Design and process optimization of a hot embossing machine for microfluidics with high aspect ratios
Author(s)Kalsekar, Viren Sunil
Massachusetts Institute of Technology. Department of Mechanical Engineering.
MetadataShow full item record
Microfluidics is a growing technology in the field of medical diagnostics. Daktari Diagnostics is a startup located in Cambridge, MA that seeks to introduce a lab-on-a-chip device for monitoring HIV in patients. This work investigates hot embossing as a prototyping process for Daktari's microfluidic device. A hot embossing system was designed and built for the purpose of prototyping a critical feature of their microfluidic network. The machine was designed for an embossing area of 6 square inches, and was found to have a maximum positional repeatability of 43 microns. The purpose of this research was to find the capabilities of the system used for hot embossing and optimize the process for maximizing the performance. The system was validated for alignment, measurement procedure and the process control. The measuring procedure was analyzed to find the best possible metric which could serve as a response variable for the performance of the process. The 'Fill ratio' of height and width were chosen as metrics for the experimental design which had precision to tolerance ratios of 0.44 and 0.33 respectively. An analysis of the factors affecting the hot embossing process was carried out using experimental design and the optimal parameters were identified. The tool temperature, pressure and the holding time were the most significant in that order. The Cp for the process with respect to the height fill was found to be 4.71 and for the width fill ratio was found to be 1.97. Using the optimal parameters the process variation of six standard deviations was found to lie within the specification limits. Hot embossing was recommended as a possible method for rapid prototyping of the assay channel and the complete cartridge at Daktari Diagnostics.

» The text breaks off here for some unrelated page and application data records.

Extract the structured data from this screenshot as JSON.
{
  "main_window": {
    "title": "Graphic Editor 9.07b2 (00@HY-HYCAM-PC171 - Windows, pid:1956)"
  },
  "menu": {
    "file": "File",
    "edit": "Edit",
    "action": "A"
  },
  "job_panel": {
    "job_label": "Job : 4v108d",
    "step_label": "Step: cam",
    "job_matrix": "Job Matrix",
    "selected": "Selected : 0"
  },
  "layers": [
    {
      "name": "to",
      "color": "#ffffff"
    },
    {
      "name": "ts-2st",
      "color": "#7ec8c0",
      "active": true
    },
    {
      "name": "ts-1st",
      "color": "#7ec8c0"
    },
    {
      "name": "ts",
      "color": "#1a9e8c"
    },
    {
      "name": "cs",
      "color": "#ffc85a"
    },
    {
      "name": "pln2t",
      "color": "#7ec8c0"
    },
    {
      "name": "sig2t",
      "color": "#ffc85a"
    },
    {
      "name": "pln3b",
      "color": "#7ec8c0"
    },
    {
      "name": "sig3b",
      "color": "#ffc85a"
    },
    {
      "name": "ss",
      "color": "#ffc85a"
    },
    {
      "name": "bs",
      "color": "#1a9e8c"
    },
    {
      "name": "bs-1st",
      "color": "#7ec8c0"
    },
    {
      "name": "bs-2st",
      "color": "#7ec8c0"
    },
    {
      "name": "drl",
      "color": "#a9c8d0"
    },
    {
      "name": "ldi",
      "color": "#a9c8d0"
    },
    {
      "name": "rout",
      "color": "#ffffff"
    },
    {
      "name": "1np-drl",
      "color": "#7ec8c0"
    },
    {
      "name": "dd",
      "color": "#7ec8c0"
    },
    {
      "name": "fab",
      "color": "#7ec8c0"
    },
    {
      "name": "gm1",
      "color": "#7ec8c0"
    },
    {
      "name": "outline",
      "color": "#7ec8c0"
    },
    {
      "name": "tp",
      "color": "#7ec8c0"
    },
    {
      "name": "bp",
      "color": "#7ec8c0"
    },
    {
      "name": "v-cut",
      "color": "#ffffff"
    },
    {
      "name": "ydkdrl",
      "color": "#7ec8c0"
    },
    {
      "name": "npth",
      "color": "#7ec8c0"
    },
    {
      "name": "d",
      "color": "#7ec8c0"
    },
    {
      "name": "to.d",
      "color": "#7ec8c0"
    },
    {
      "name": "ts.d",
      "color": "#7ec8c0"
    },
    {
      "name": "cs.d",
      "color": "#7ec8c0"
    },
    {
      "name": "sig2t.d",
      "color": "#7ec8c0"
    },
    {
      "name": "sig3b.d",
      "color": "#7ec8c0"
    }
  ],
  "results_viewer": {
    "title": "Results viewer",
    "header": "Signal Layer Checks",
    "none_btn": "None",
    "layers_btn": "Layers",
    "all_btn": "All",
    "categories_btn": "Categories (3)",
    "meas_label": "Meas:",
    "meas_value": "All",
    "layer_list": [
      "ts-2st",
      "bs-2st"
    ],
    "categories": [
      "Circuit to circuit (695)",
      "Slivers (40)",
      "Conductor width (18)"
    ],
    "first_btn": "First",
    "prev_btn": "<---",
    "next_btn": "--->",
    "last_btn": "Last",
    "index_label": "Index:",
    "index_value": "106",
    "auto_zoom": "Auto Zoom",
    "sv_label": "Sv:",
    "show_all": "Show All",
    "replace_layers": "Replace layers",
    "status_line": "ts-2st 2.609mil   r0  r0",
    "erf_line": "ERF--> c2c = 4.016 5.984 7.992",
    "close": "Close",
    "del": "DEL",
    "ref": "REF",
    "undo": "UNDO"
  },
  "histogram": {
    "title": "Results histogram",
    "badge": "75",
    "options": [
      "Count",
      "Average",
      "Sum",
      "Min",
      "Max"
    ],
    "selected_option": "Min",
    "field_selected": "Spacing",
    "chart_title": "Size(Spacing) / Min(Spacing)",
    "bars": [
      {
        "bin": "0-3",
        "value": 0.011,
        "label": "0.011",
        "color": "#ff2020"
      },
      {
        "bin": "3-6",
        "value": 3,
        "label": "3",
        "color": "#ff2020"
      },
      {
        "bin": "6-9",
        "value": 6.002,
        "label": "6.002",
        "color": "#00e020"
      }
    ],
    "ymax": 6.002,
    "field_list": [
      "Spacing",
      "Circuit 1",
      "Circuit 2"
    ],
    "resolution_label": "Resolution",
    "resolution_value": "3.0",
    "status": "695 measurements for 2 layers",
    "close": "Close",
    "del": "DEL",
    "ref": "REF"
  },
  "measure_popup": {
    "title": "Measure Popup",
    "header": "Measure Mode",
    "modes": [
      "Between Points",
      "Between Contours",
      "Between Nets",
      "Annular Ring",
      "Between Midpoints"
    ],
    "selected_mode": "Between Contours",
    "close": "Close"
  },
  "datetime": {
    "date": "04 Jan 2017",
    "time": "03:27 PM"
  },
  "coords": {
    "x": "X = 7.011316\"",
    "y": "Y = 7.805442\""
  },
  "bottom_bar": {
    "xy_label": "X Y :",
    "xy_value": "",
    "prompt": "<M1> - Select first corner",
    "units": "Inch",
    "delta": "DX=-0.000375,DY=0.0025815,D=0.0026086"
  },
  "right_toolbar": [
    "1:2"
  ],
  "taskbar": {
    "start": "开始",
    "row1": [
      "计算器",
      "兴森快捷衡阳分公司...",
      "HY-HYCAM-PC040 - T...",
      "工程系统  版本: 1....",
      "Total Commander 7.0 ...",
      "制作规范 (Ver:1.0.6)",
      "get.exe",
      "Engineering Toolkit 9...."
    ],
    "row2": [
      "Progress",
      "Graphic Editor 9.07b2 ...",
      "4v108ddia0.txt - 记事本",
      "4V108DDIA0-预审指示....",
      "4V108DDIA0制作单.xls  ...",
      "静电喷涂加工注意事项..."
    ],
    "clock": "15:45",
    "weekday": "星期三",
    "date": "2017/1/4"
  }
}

Thesis: M. Eng. in Manufacturing, Massachusetts Institute of Technology, Department of Mechanical Engineering, 2013.Cataloged from PDF version of thesis.Includes bibliographical references (pages 138-140).
DepartmentMassachusetts Institute of Technology. Department of Mechanical Engineering.
Massachusetts Institute of Technology